Missionary-linguist Willard R. Kindberg, of Orange, N. J., is opening spiritual frontiers along the Apurimac river of eastern Peru, three hours’ flight time—or one month overland—from Yarinacocha, headquarters of the Peru branch of our Summer Institute of Linguistics. Shooting the rapids of remote Apurimac tributaries, it is Kindberg’s special joy to be on a spiritual frontier—a joy shared by his wife Lee, and five “little Kindbergs.” For all the Kindbergs, the privations and dangers of jungle frontier life is a spiritual adventure, rich in Christian service, and in the privilege of being the first to tell the Indians, in their own language, about Christ.

An athletic, determined man, Will wants to see his Indians progress, pragmatically accepts the fact that, although he may imitate Campa dress and ways, he is accepted by them only as a representative of another way of life.
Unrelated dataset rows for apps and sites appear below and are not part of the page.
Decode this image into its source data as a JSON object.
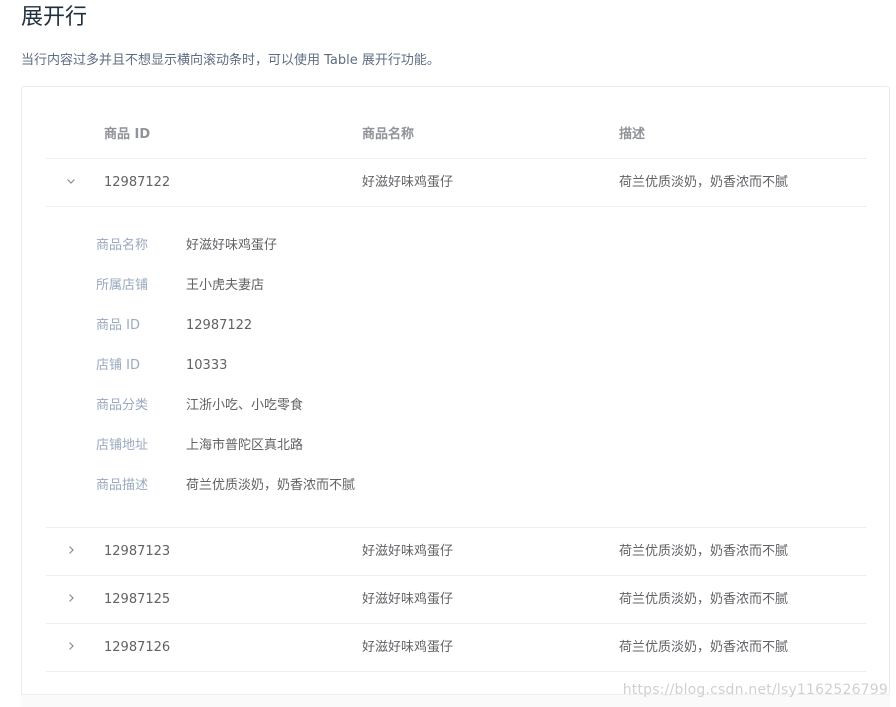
{
  "page": {
    "title": "展开行",
    "description": "当行内容过多并且不想显示横向滚动条时，可以使用 Table 展开行功能。"
  },
  "table": {
    "headers": {
      "id": "商品 ID",
      "name": "商品名称",
      "desc": "描述"
    },
    "rows": [
      {
        "id": "12987122",
        "name": "好滋好味鸡蛋仔",
        "desc": "荷兰优质淡奶，奶香浓而不腻",
        "expanded": true
      },
      {
        "id": "12987123",
        "name": "好滋好味鸡蛋仔",
        "desc": "荷兰优质淡奶，奶香浓而不腻",
        "expanded": false
      },
      {
        "id": "12987125",
        "name": "好滋好味鸡蛋仔",
        "desc": "荷兰优质淡奶，奶香浓而不腻",
        "expanded": false
      },
      {
        "id": "12987126",
        "name": "好滋好味鸡蛋仔",
        "desc": "荷兰优质淡奶，奶香浓而不腻",
        "expanded": false
      }
    ],
    "expanded_detail": [
      {
        "label": "商品名称",
        "value": "好滋好味鸡蛋仔"
      },
      {
        "label": "所属店铺",
        "value": "王小虎夫妻店"
      },
      {
        "label": "商品 ID",
        "value": "12987122"
      },
      {
        "label": "店铺 ID",
        "value": "10333"
      },
      {
        "label": "商品分类",
        "value": "江浙小吃、小吃零食"
      },
      {
        "label": "店铺地址",
        "value": "上海市普陀区真北路"
      },
      {
        "label": "商品描述",
        "value": "荷兰优质淡奶，奶香浓而不腻"
      }
    ]
  },
  "icons": {
    "expanded": "chevron-down-icon",
    "collapsed": "chevron-right-icon"
  },
  "colors": {
    "label": "#99a9bf",
    "header": "#909399",
    "text": "#606266",
    "border": "#ebeef5"
  },
  "watermark": "https://blog.csdn.net/lsy1162526799"
}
He contends that the Indians will appreciate the Bible more if they pay for it in kind-bows and arrows or sugar cane.

transcription of an article in Cornell Capa, “First with the Word” in Who Brought the Word (n.c.: Wycliffe Bible Translators, n.d.), 46–57. found and contributed by Jim Duncan [Wally’s son], March 2015

Can you add to the story? Please do. Write in the box below. (You may need to click “Leave a Reply” above to make the box, name, and address fields appear.)

  • What do you remember of the visitor who took these pictures and recorded these vignettes?
  • Doug was a baby in several of the photos, so they were probably 1961. But the original article says “Dougie” is the child looking at the parrot (and Eric and Virginia confirm it was him), which would mean the article and picture were at least 1962. Can you confirm the date of the article?
  • What else do you remember about Nenquechani? About the “old house” and the “new house”? Why did he have to build a new one?
  • Did they finish the New Testament? Any of the Old Testament as Will desired? How many years were they there?
  • Who else has articles about the Duncan Eight stashed somewhere that you might like to contribute to eightduncans.com? Can you scan them? Would you like to drop them in the mail? I can email you my address if you need it. Let me know in the comments box below.